*TRY IT*
Show only those lines of the entries where the string "devices" is found.

*MATERIAL PROVIDED*
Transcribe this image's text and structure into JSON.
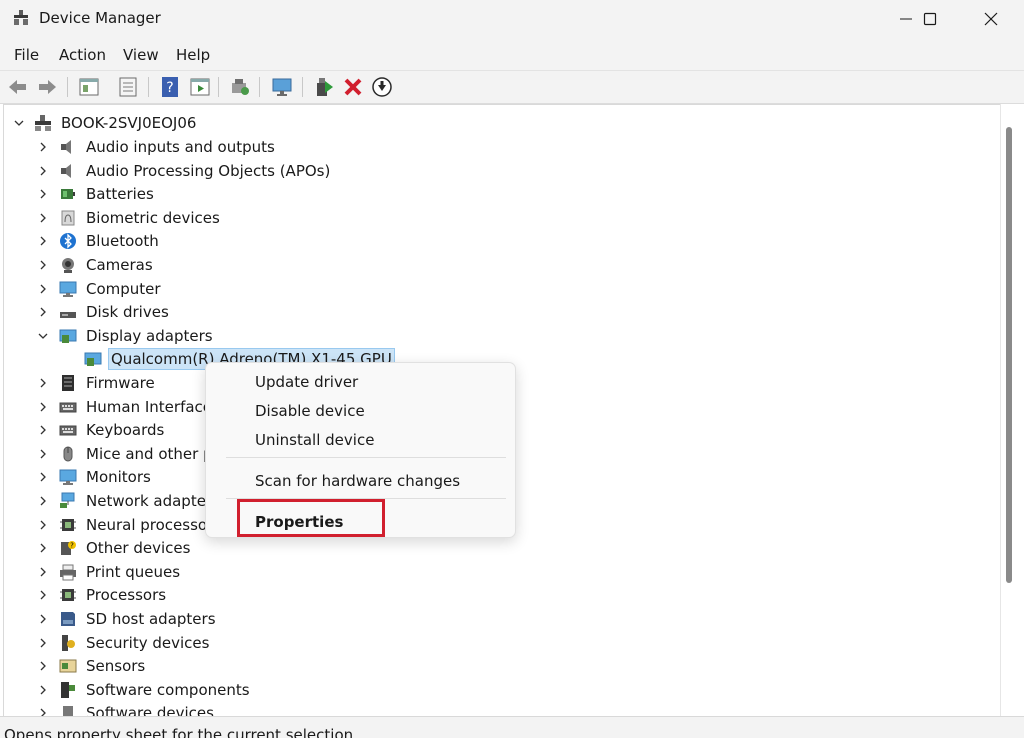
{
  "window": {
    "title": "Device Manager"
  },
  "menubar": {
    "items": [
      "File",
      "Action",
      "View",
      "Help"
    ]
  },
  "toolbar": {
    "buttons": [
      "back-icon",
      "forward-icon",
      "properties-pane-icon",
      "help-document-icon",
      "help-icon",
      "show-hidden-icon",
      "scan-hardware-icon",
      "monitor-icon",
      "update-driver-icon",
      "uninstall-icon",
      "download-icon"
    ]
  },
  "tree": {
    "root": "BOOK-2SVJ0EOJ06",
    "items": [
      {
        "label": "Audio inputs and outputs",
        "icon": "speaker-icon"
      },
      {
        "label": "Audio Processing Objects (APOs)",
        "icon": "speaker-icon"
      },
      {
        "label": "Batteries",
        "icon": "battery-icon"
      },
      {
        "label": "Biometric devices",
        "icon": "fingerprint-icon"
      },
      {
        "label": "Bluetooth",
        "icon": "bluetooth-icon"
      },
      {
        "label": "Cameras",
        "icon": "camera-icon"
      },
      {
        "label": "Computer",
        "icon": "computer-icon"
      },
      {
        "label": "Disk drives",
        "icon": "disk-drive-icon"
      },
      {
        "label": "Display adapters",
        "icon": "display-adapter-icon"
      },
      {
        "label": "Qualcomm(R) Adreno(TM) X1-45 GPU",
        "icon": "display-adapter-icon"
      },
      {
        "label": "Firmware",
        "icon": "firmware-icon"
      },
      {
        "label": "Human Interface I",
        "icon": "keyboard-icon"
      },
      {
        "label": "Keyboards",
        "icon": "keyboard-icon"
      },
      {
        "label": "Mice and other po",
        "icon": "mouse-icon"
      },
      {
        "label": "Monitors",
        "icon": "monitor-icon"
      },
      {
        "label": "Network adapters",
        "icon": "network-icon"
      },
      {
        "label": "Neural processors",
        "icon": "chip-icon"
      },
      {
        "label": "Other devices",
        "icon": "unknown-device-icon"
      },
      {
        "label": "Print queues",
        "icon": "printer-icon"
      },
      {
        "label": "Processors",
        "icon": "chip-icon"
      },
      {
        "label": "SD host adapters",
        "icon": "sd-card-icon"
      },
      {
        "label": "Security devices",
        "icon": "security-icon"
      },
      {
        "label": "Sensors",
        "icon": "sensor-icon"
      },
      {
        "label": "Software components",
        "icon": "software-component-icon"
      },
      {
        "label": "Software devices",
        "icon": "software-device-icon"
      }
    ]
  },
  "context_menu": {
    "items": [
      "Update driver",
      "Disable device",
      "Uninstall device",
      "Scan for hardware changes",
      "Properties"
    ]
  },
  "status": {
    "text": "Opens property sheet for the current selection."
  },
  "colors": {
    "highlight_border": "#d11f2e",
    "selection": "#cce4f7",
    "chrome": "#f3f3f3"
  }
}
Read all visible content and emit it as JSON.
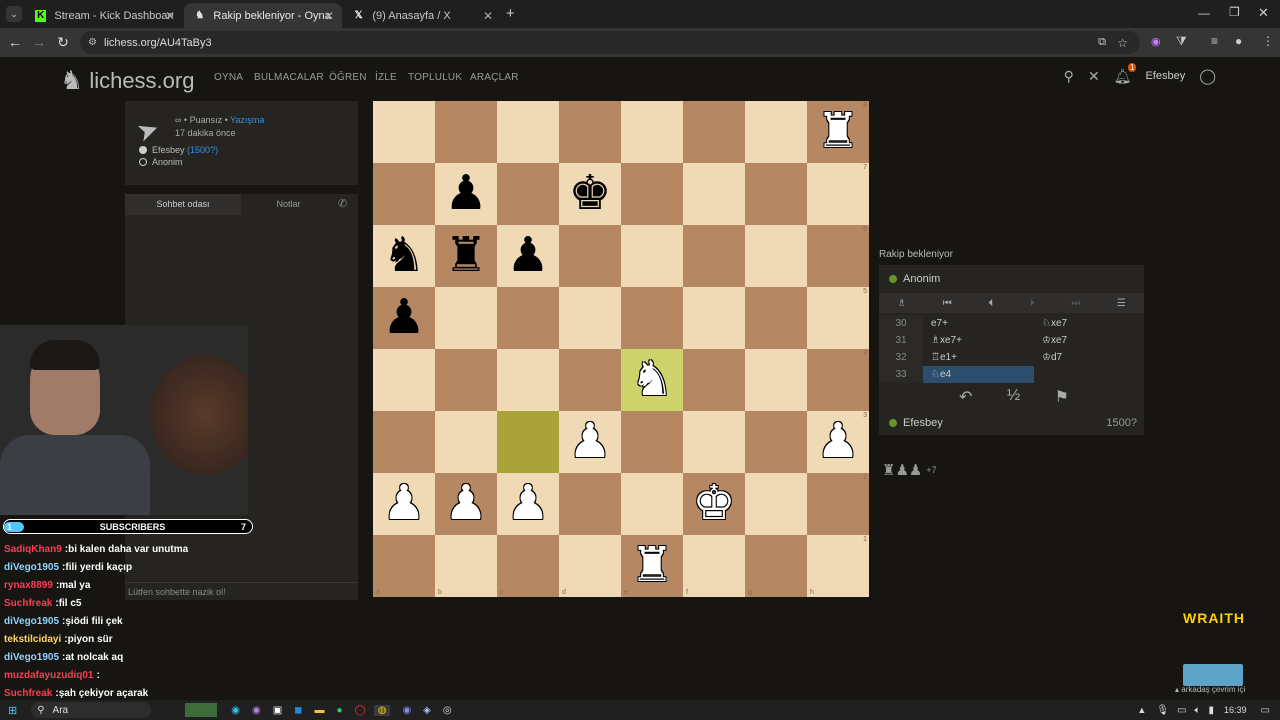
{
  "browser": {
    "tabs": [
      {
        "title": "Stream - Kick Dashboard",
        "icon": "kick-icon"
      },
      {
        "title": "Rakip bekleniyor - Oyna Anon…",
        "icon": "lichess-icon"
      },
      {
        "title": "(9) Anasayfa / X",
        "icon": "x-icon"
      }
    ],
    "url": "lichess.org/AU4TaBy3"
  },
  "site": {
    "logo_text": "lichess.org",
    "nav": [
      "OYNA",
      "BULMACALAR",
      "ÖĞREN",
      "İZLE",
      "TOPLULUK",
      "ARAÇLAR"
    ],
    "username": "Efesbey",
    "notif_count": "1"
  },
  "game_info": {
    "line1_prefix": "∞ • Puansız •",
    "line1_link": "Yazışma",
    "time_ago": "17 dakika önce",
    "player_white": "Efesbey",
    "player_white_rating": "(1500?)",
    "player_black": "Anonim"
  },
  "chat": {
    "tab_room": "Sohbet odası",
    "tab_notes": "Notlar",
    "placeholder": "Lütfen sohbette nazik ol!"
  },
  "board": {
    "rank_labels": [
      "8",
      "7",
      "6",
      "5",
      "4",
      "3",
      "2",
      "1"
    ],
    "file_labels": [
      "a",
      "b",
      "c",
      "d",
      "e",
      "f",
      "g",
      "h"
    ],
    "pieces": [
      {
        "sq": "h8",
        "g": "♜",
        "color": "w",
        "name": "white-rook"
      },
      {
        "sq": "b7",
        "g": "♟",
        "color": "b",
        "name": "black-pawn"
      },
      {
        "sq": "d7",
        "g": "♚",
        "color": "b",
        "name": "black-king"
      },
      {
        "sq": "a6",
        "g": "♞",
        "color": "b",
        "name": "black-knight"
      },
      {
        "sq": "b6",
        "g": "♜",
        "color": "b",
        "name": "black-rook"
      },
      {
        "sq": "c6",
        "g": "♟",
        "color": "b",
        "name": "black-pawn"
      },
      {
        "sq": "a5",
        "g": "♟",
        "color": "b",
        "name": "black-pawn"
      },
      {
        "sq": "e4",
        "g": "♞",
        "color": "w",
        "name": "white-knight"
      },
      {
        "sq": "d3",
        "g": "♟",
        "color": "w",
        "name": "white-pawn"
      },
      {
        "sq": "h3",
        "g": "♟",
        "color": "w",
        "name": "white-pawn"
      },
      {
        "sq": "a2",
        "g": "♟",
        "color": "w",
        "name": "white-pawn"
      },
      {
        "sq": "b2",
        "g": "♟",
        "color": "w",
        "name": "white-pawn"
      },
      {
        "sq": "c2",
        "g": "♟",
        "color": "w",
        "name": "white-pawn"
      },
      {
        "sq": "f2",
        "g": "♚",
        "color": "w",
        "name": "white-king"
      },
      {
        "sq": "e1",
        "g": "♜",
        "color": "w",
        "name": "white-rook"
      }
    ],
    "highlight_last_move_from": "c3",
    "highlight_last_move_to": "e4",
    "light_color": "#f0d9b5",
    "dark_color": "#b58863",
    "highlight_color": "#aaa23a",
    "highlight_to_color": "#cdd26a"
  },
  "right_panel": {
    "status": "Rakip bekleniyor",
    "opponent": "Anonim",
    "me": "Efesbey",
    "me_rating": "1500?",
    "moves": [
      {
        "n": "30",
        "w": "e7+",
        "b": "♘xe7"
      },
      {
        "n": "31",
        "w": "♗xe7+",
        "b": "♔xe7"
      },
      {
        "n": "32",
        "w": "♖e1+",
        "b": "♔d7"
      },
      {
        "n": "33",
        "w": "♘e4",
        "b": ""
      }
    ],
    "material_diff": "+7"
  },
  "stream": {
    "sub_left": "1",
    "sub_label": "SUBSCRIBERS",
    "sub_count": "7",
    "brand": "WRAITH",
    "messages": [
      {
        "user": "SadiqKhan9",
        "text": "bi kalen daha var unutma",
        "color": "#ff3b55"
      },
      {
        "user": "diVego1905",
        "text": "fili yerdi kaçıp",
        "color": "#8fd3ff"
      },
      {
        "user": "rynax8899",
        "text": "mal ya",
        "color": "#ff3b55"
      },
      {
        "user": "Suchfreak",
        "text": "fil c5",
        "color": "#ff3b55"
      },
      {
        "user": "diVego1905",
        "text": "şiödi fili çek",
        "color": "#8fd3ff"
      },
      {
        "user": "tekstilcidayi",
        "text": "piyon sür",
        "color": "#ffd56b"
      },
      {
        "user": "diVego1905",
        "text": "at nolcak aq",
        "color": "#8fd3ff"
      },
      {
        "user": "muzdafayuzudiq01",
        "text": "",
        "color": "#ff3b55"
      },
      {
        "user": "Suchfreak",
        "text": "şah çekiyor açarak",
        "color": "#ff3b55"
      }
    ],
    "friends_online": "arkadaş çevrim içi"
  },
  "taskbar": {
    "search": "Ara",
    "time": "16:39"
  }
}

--

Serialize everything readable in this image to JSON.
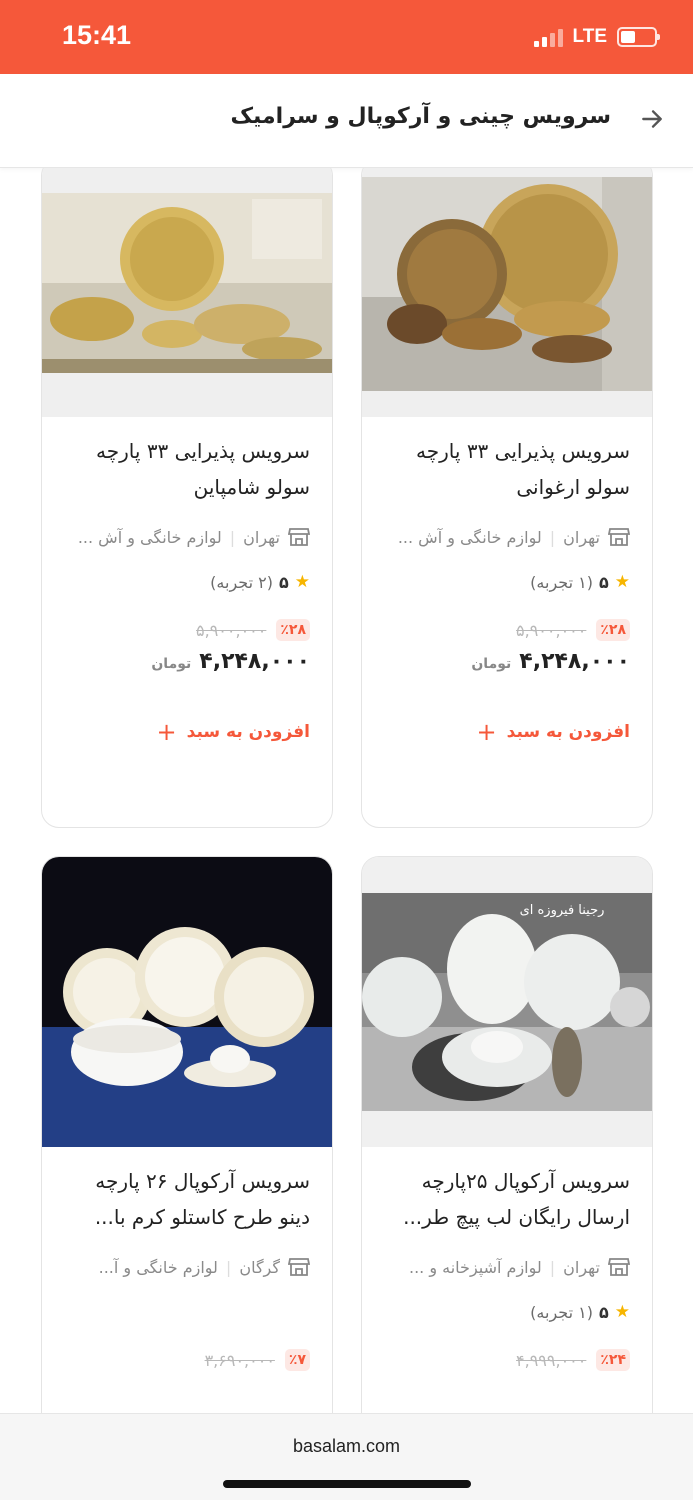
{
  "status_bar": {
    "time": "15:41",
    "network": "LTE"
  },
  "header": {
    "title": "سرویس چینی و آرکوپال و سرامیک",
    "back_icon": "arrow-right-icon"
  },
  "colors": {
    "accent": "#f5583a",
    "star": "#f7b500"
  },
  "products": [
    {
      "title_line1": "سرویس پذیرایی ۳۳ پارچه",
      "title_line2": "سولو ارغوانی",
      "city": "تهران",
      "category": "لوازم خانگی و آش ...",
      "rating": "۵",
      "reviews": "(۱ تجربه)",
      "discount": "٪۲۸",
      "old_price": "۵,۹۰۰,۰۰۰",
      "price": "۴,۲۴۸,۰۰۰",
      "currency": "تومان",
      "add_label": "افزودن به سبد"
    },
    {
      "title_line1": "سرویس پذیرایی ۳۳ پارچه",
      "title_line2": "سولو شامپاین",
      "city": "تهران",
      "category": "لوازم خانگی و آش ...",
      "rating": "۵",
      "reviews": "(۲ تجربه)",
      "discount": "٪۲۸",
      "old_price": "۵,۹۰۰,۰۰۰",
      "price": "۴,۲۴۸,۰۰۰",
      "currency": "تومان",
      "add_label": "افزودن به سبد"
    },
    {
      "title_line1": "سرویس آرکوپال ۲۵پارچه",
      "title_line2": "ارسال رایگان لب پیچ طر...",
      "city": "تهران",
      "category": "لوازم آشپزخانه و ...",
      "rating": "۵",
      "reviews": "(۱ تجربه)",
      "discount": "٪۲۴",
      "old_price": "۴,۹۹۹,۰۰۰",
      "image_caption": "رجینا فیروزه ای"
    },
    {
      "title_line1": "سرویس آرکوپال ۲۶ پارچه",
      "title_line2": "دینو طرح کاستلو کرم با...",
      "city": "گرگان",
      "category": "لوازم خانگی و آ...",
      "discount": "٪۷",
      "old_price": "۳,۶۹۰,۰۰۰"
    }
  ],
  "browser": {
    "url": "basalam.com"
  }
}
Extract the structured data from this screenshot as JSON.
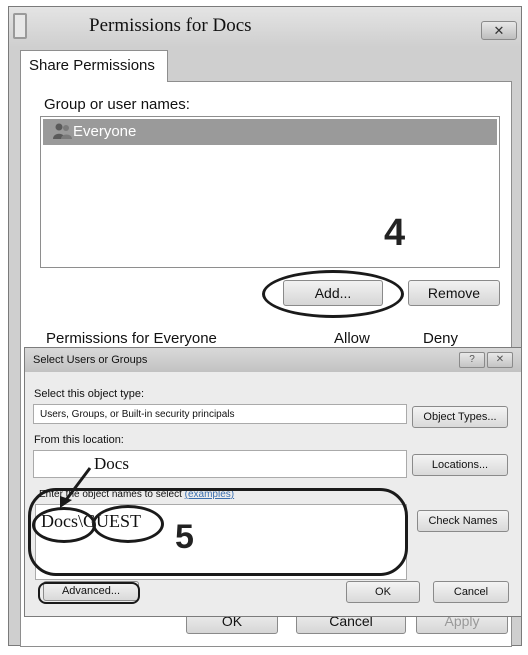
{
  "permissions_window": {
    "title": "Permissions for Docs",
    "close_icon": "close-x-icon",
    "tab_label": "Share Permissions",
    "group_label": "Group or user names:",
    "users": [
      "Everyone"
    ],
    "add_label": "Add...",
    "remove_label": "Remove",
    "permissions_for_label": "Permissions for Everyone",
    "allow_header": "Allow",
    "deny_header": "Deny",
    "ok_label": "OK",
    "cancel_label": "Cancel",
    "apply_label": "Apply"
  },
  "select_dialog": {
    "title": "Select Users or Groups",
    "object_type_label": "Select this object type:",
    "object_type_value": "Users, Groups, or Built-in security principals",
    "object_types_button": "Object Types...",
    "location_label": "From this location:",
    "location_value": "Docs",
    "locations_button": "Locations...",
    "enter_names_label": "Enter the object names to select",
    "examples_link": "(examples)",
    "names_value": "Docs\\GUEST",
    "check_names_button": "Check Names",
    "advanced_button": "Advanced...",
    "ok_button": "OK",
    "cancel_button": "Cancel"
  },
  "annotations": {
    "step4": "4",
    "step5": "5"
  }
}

*EXPECTED ANSWER*
        "label": "Biometric devices",
        "label": "Other devices",
        "label": "Security devices",
        "label": "Software devices",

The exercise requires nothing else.